The Americans went on to colonise without aparently colonising - Mickey Mouse and Coca Cola being their equivalent of our East India Trading Company and doing so without any obligation or pretence of trying to lift those countries.

Nick Drew is right about the morphing of modern warfare. I'd better get all of my photos on disc or printed in hard copy.

I could not live without Lady Sonia nor Nylon MILFs.

electro-kevin said...

PS - resources are always scarce. That's why such ingenious methods of production and extraction are created.

And why there are navies and air forces.

andrew said...

to me it is all about money
if you borrow money now you have to pay it back in the future.
if the money you spent was used wisely, you will be better off, otherwise worse off.

in a grim sense, it remains to be seen whether building lots of schools and hospitals and paying public sector employees more was a wise use of money. many here will say not, but the obvious is not always right.

Demetrius said...

Good and interesting post. But today is so radically different from then. Given the inbuilt assumptions from experience and how things were then embodied in a lot of economic theory one of our major failures of understanding is just how different the world is now.
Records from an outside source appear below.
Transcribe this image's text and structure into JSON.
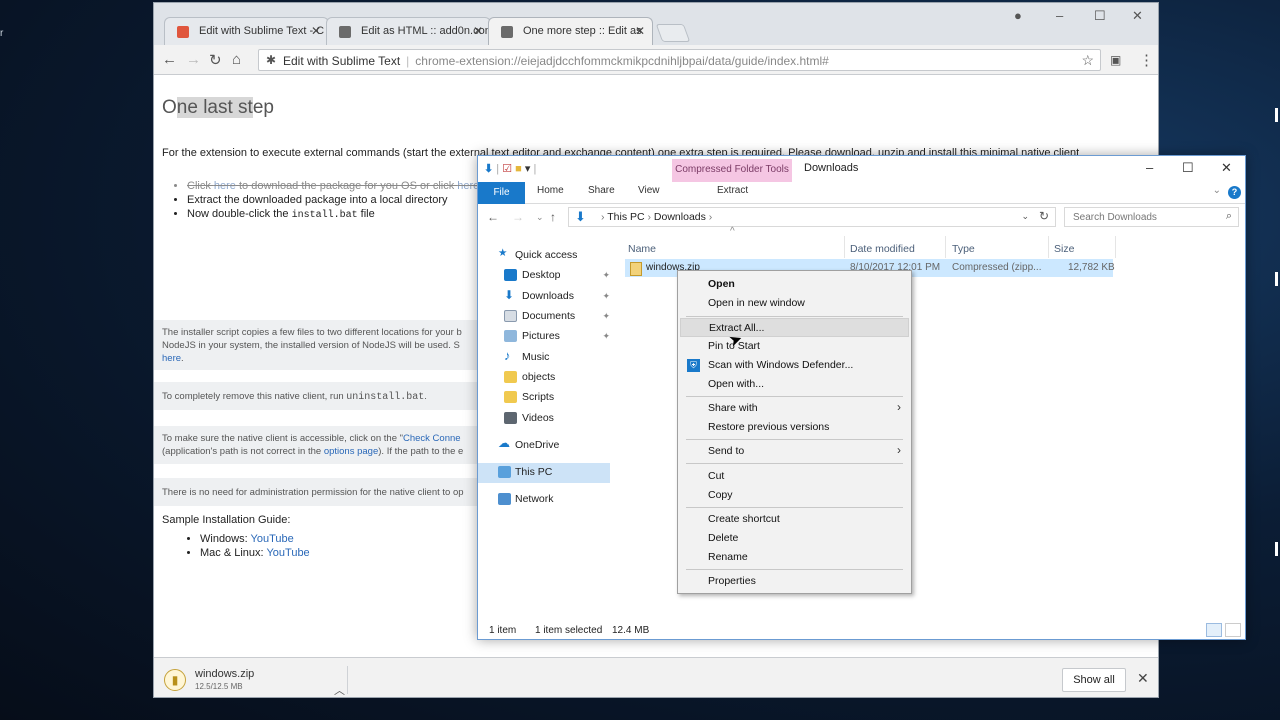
{
  "desktop": {
    "edge_glyph": "r"
  },
  "browser": {
    "tabs": [
      {
        "label": "Edit with Sublime Text - C",
        "favicon_color": "#e0563d"
      },
      {
        "label": "Edit as HTML :: add0n.com",
        "favicon_color": "#6b6b6b"
      },
      {
        "label": "One more step :: Edit as",
        "favicon_color": "#6b6b6b"
      }
    ],
    "address": {
      "extension_name": "Edit with Sublime Text",
      "url": "chrome-extension://eiejadjdcchfommckmikpcdnihljbpai/data/guide/index.html#"
    }
  },
  "page": {
    "heading_pre": "O",
    "heading_mid": "ne last st",
    "heading_post": "ep",
    "intro": "For the extension to execute external commands (start the external text editor and exchange content) one extra step is required. Please download, unzip and install this minimal native client",
    "steps": {
      "step1_a": "Click ",
      "step1_link": "here",
      "step1_b": " to download the package for you OS or click ",
      "step1_link2": "here",
      "step2": "Extract the downloaded package into a local directory",
      "step3_a": "Now double-click the ",
      "step3_code": "install.bat",
      "step3_b": " file"
    },
    "panels": {
      "installer_l1": "The installer script copies a few files to two different locations for your b",
      "installer_l2": "NodeJS in your system, the installed version of NodeJS will be used. S",
      "installer_link": "here",
      "installer_end": ".",
      "remove_a": "To completely remove this native client, run ",
      "remove_code": "uninstall.bat",
      "remove_b": ".",
      "access_a": "To make sure the native client is accessible, click on the \"",
      "access_link": "Check Conne",
      "access_l2a": "(application's path is not correct in the ",
      "access_link2": "options page",
      "access_l2b": "). If the path to the e",
      "admin": "There is no need for administration permission for the native client to op"
    },
    "guide_title": "Sample Installation Guide:",
    "guide": [
      {
        "label": "Windows: ",
        "link": "YouTube"
      },
      {
        "label": "Mac & Linux: ",
        "link": "YouTube"
      }
    ]
  },
  "downloads": {
    "filename": "windows.zip",
    "progress": "12.5/12.5 MB",
    "show_all": "Show all"
  },
  "explorer": {
    "context_tab": "Compressed Folder Tools",
    "title": "Downloads",
    "ribbon": {
      "file": "File",
      "home": "Home",
      "share": "Share",
      "view": "View",
      "extract": "Extract"
    },
    "breadcrumb": {
      "this_pc": "This PC",
      "downloads": "Downloads"
    },
    "search_placeholder": "Search Downloads",
    "nav": {
      "quick_access": "Quick access",
      "desktop": "Desktop",
      "downloads": "Downloads",
      "documents": "Documents",
      "pictures": "Pictures",
      "music": "Music",
      "objects": "objects",
      "scripts": "Scripts",
      "videos": "Videos",
      "onedrive": "OneDrive",
      "this_pc": "This PC",
      "network": "Network"
    },
    "columns": {
      "name": "Name",
      "date": "Date modified",
      "type": "Type",
      "size": "Size"
    },
    "file": {
      "name": "windows.zip",
      "date": "8/10/2017 12:01 PM",
      "type": "Compressed (zipp...",
      "size": "12,782 KB"
    },
    "status": {
      "count": "1 item",
      "selected": "1 item selected",
      "size": "12.4 MB"
    }
  },
  "context_menu": {
    "open": "Open",
    "open_new_window": "Open in new window",
    "extract_all": "Extract All...",
    "pin_to_start": "Pin to Start",
    "scan": "Scan with Windows Defender...",
    "open_with": "Open with...",
    "share_with": "Share with",
    "restore": "Restore previous versions",
    "send_to": "Send to",
    "cut": "Cut",
    "copy": "Copy",
    "create_shortcut": "Create shortcut",
    "delete": "Delete",
    "rename": "Rename",
    "properties": "Properties"
  }
}
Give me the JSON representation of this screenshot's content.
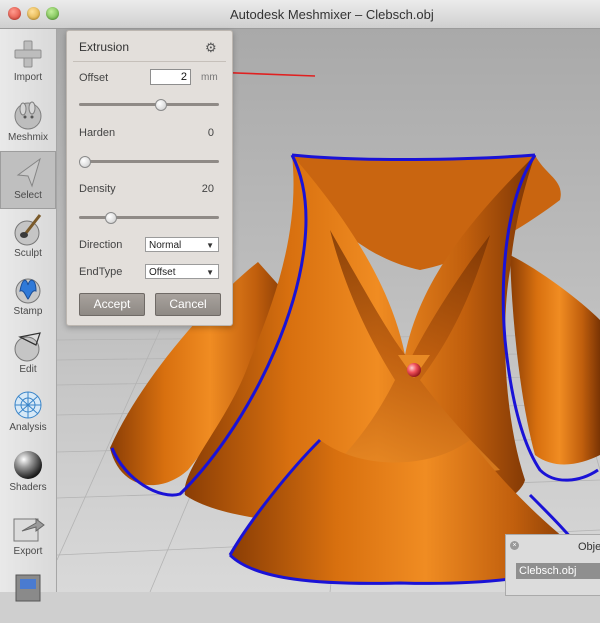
{
  "window": {
    "title": "Autodesk Meshmixer – Clebsch.obj"
  },
  "toolbar": {
    "items": [
      {
        "label": "Import"
      },
      {
        "label": "Meshmix"
      },
      {
        "label": "Select"
      },
      {
        "label": "Sculpt"
      },
      {
        "label": "Stamp"
      },
      {
        "label": "Edit"
      },
      {
        "label": "Analysis"
      },
      {
        "label": "Shaders"
      },
      {
        "label": "Export"
      }
    ]
  },
  "extrusion_panel": {
    "title": "Extrusion",
    "offset_label": "Offset",
    "offset_value": "2",
    "offset_unit": "mm",
    "offset_slider": 0.58,
    "harden_label": "Harden",
    "harden_value": "0",
    "harden_slider": 0.0,
    "density_label": "Density",
    "density_value": "20",
    "density_slider": 0.2,
    "direction_label": "Direction",
    "direction_value": "Normal",
    "endtype_label": "EndType",
    "endtype_value": "Offset",
    "accept_label": "Accept",
    "cancel_label": "Cancel"
  },
  "objects_panel": {
    "title": "Obje",
    "item": "Clebsch.obj"
  },
  "colors": {
    "mesh": "#e07411",
    "boundary": "#1a12d6",
    "annotation_arrow": "#e02020"
  }
}
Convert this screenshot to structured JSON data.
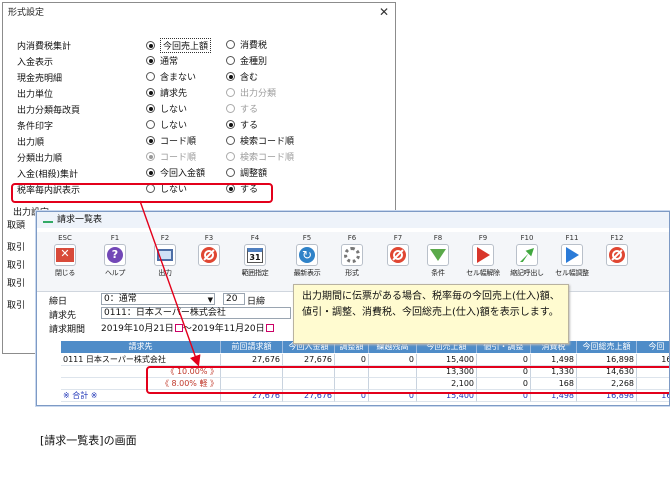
{
  "dialog": {
    "title": "形式設定",
    "close": "✕",
    "options": [
      {
        "label": "内消費税集計",
        "a": "今回売上額",
        "b": "消費税",
        "sel": "a",
        "a_dis": false,
        "b_dis": false
      },
      {
        "label": "入金表示",
        "a": "通常",
        "b": "金種別",
        "sel": "a",
        "a_dis": false,
        "b_dis": false
      },
      {
        "label": "現金売明細",
        "a": "含まない",
        "b": "含む",
        "sel": "b",
        "a_dis": false,
        "b_dis": false
      },
      {
        "label": "出力単位",
        "a": "請求先",
        "b": "出力分類",
        "sel": "a",
        "a_dis": false,
        "b_dis": true
      },
      {
        "label": "出力分類毎改頁",
        "a": "しない",
        "b": "する",
        "sel": "a",
        "a_dis": false,
        "b_dis": true
      },
      {
        "label": "条件印字",
        "a": "しない",
        "b": "する",
        "sel": "b",
        "a_dis": false,
        "b_dis": false
      },
      {
        "label": "出力順",
        "a": "コード順",
        "b": "検索コード順",
        "sel": "a",
        "a_dis": false,
        "b_dis": false
      },
      {
        "label": "分類出力順",
        "a": "コード順",
        "b": "検索コード順",
        "sel": "a",
        "a_dis": true,
        "b_dis": true
      },
      {
        "label": "入金(相殺)集計",
        "a": "今回入金額",
        "b": "調整額",
        "sel": "a",
        "a_dis": false,
        "b_dis": false
      },
      {
        "label": "税率毎内訳表示",
        "a": "しない",
        "b": "する",
        "sel": "b",
        "a_dis": false,
        "b_dis": false
      }
    ],
    "output_settings": "出力設定",
    "cut_labels": [
      "取頭",
      "取引",
      "取引",
      "取引",
      "取引"
    ]
  },
  "window": {
    "title": "請求一覧表",
    "toolbar": [
      {
        "key": "ESC",
        "label": "閉じる",
        "icon": "close-icon"
      },
      {
        "key": "F1",
        "label": "ヘルプ",
        "icon": "help-icon"
      },
      {
        "key": "F2",
        "label": "出力",
        "icon": "output-icon"
      },
      {
        "key": "F3",
        "label": "",
        "icon": "disabled-icon"
      },
      {
        "key": "F4",
        "label": "範囲指定",
        "icon": "calendar-icon"
      },
      {
        "key": "F5",
        "label": "最新表示",
        "icon": "refresh-icon"
      },
      {
        "key": "F6",
        "label": "形式",
        "icon": "gear-icon"
      },
      {
        "key": "F7",
        "label": "",
        "icon": "disabled-icon"
      },
      {
        "key": "F8",
        "label": "条件",
        "icon": "filter-icon"
      },
      {
        "key": "F9",
        "label": "セル幅解除",
        "icon": "cell-width-release-icon"
      },
      {
        "key": "F10",
        "label": "縮記呼出し",
        "icon": "recall-icon"
      },
      {
        "key": "F11",
        "label": "セル幅調整",
        "icon": "cell-width-adjust-icon"
      },
      {
        "key": "F12",
        "label": "",
        "icon": "disabled-icon"
      }
    ],
    "form": {
      "closing_label": "締日",
      "closing_value": "0：通常",
      "closing_day": "20",
      "closing_suffix": "日締",
      "billing_label": "請求先",
      "billing_value": "0111：日本スーパー株式会社",
      "period_label": "請求期間",
      "period_value": "2019年10月21日",
      "period_sep": "～",
      "period_end": "2019年11月20日"
    },
    "callout": "出力期間に伝票がある場合、税率毎の今回売上(仕入)額、値引・調整、消費税、今回総売上(仕入)額を表示します。",
    "grid": {
      "headers": [
        "請求先",
        "前回請求額",
        "今回入金額",
        "調整額",
        "繰越残高",
        "今回売上額",
        "値引・調整",
        "消費税",
        "今回総売上額",
        "今回"
      ],
      "rows": [
        {
          "cells": [
            "0111  日本スーパー株式会社",
            "27,676",
            "27,676",
            "0",
            "0",
            "15,400",
            "0",
            "1,498",
            "16,898",
            "16,"
          ],
          "kind": "main"
        },
        {
          "cells": [
            "《 10.00% 》",
            "",
            "",
            "",
            "",
            "13,300",
            "0",
            "1,330",
            "14,630",
            ""
          ],
          "kind": "tax"
        },
        {
          "cells": [
            "《 8.00% 軽 》",
            "",
            "",
            "",
            "",
            "2,100",
            "0",
            "168",
            "2,268",
            ""
          ],
          "kind": "tax"
        },
        {
          "cells": [
            "※ 合計 ※",
            "27,676",
            "27,676",
            "0",
            "0",
            "15,400",
            "0",
            "1,498",
            "16,898",
            "16,"
          ],
          "kind": "total"
        }
      ]
    }
  },
  "caption": "[請求一覧表]の画面"
}
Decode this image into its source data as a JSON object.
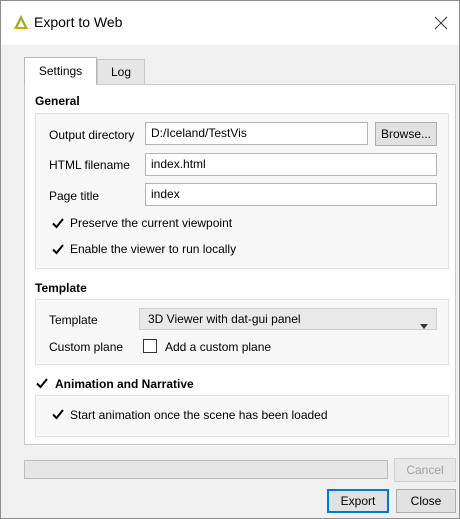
{
  "window": {
    "title": "Export to Web"
  },
  "tabs": [
    {
      "label": "Settings",
      "active": true
    },
    {
      "label": "Log",
      "active": false
    }
  ],
  "general": {
    "title": "General",
    "output_directory": {
      "label": "Output directory",
      "value": "D:/Iceland/TestVis",
      "browse_label": "Browse..."
    },
    "html_filename": {
      "label": "HTML filename",
      "value": "index.html"
    },
    "page_title": {
      "label": "Page title",
      "value": "index"
    },
    "preserve_viewpoint": {
      "label": "Preserve the current viewpoint",
      "checked": true
    },
    "run_locally": {
      "label": "Enable the viewer to run locally",
      "checked": true
    }
  },
  "template": {
    "title": "Template",
    "template_label": "Template",
    "template_value": "3D Viewer with dat-gui panel",
    "custom_plane_label": "Custom plane",
    "add_custom_plane": {
      "label": "Add a custom plane",
      "checked": false
    }
  },
  "animation": {
    "title": "Animation and Narrative",
    "enabled": true,
    "start_on_load": {
      "label": "Start animation once the scene has been loaded",
      "checked": true
    }
  },
  "progress": {
    "fraction": 0
  },
  "buttons": {
    "cancel": "Cancel",
    "export": "Export",
    "close": "Close"
  },
  "colors": {
    "accent": "#0078d7",
    "progress": "#06b025"
  }
}
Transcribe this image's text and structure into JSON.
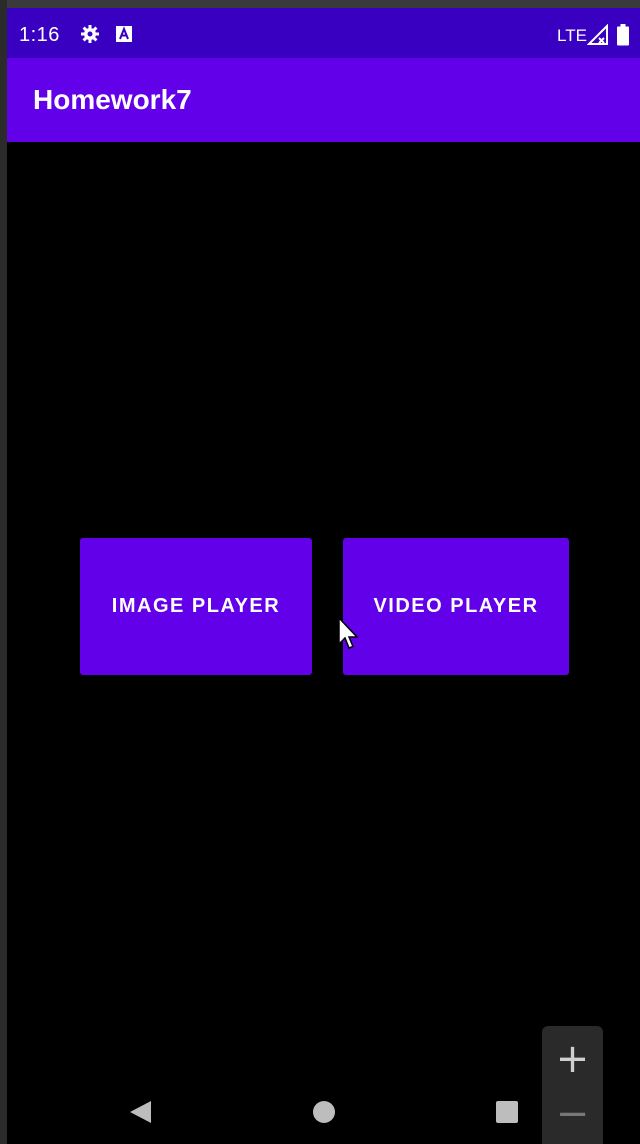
{
  "status_bar": {
    "time": "1:16",
    "icons": [
      "gear-icon",
      "font-a-icon",
      "lte-icon",
      "signal-icon",
      "battery-icon"
    ],
    "lte_label": "LTE"
  },
  "app_bar": {
    "title": "Homework7"
  },
  "main": {
    "image_player_label": "IMAGE PLAYER",
    "video_player_label": "VIDEO PLAYER"
  },
  "nav_bar": {
    "icons": [
      "back-icon",
      "home-icon",
      "recents-icon"
    ]
  },
  "zoom_control": {
    "plus_label": "+",
    "minus_label": "−"
  },
  "colors": {
    "primary": "#6200ea",
    "status_bar": "#3a00c2",
    "background": "#000000"
  }
}
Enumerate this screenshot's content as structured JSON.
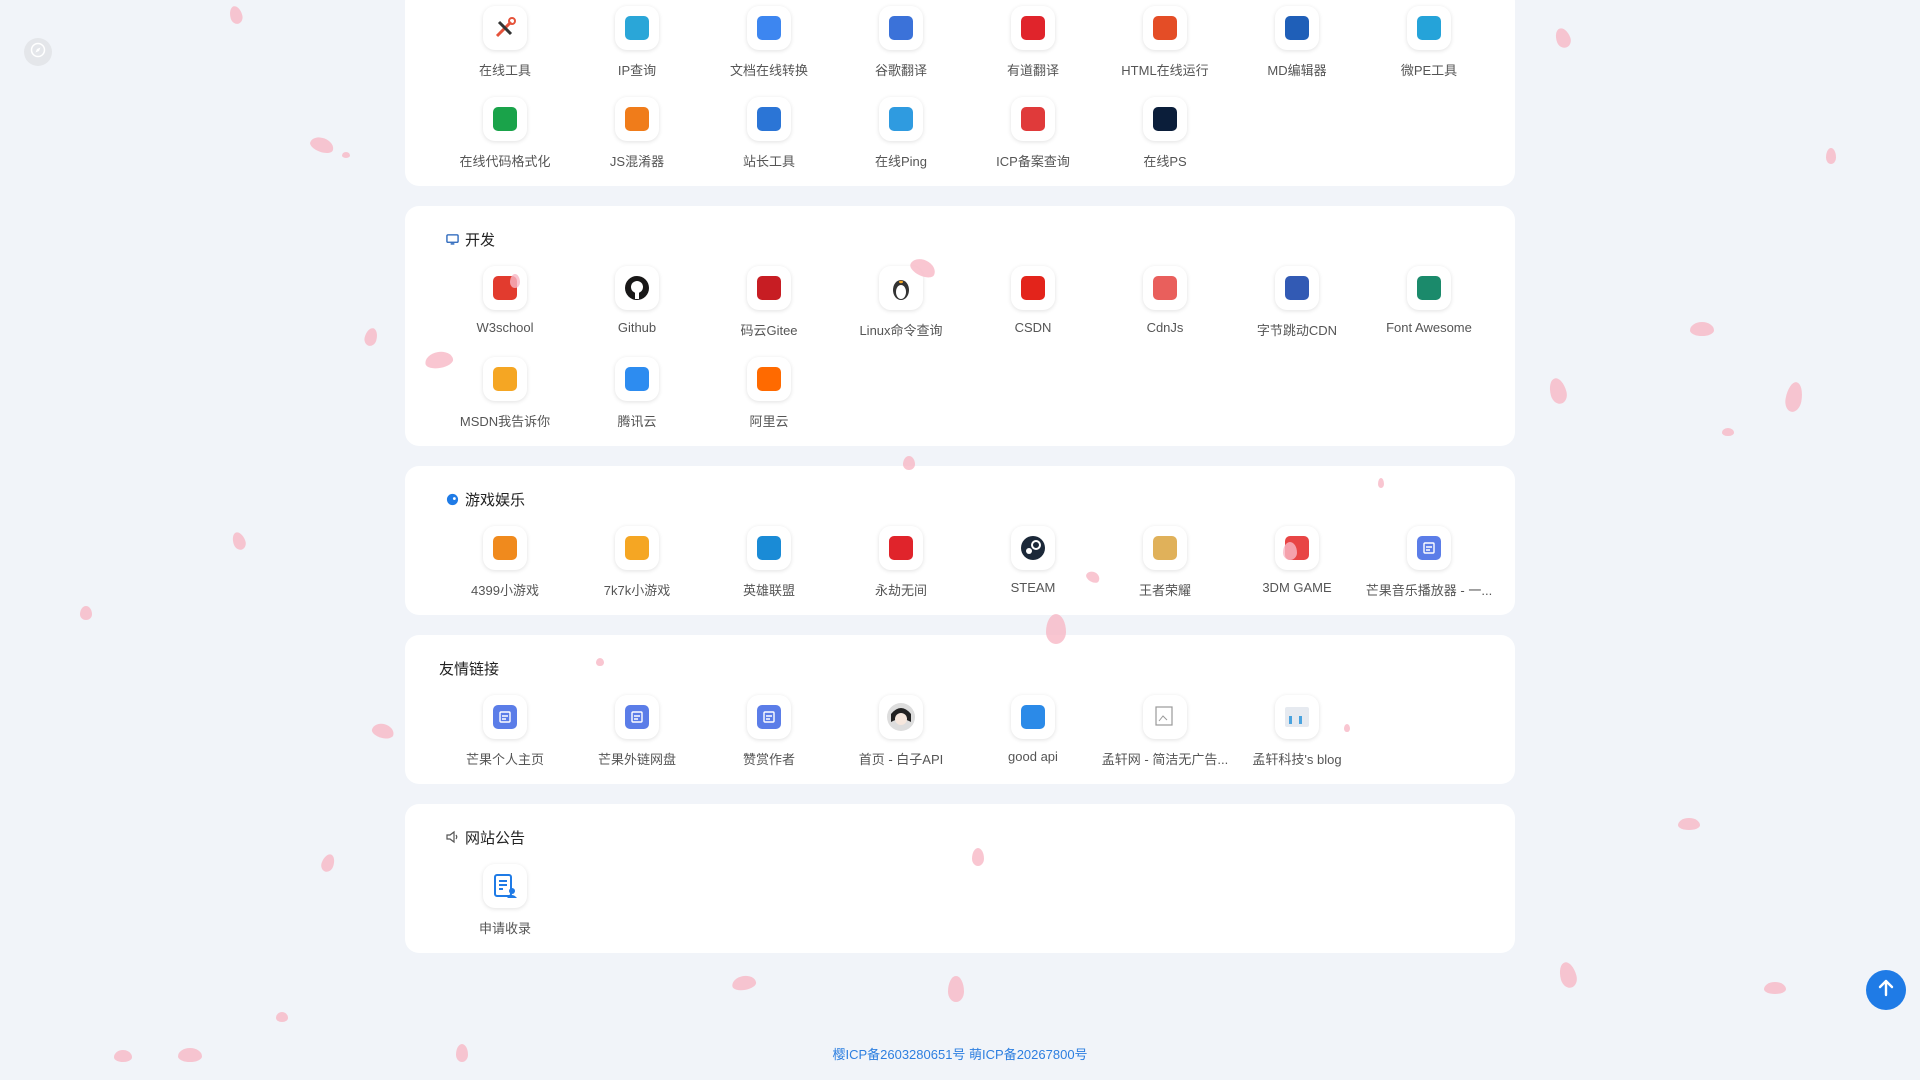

How goods are carried, how communications work, how marketing is done, how firms are managed (or not), how finance has become critical, how so much money leaks out of all economics and how no government is now "independent" but subject to external events and decision makers.

CityUnslicker said...

Its a great post BQ. History rhymes but rarely repeats.

diogenes said...

CU - it repeats the first time as history, the second time as farce....Marx?

We are getting the farce!

any views on AEP in the Bellygraph?

As a forecaster, he is a bit of a stopped clock, right every 12 hours or so.....but this is kinda eerie

Anonymous said...

Re Britain, it did a lot better (relatively) than the US - because it still had an Empire - Imperial Preference was the order of the day.

We haven't got an Empire, and vast new industries were arising in the 20s and 30s UK - automobiles, chemicals, electricals, aircraft.

Vast new industries have arisen in the last 30 years - computers, LCDs, mobiles - but none of them here.


Anonymous said...

Seems like you are supporting Keynesian stimulus ideas...

If you have a boom and bust, eventually given enough time with new technology etc the economy will recovery to the level it was before and more..

Nothing I have seen about the history of these attempts at smoke and mirrors has suggested a recovery any quicker than would have happened anyway.

During the 20's 30's and 40's was the begining of the motor vehicle era, by the 40's most people who needed them had them and had cheap fuel to run them, and as a result the economy was more efficient.
That had nothing what so ever to do with government and central bankers playing paper games.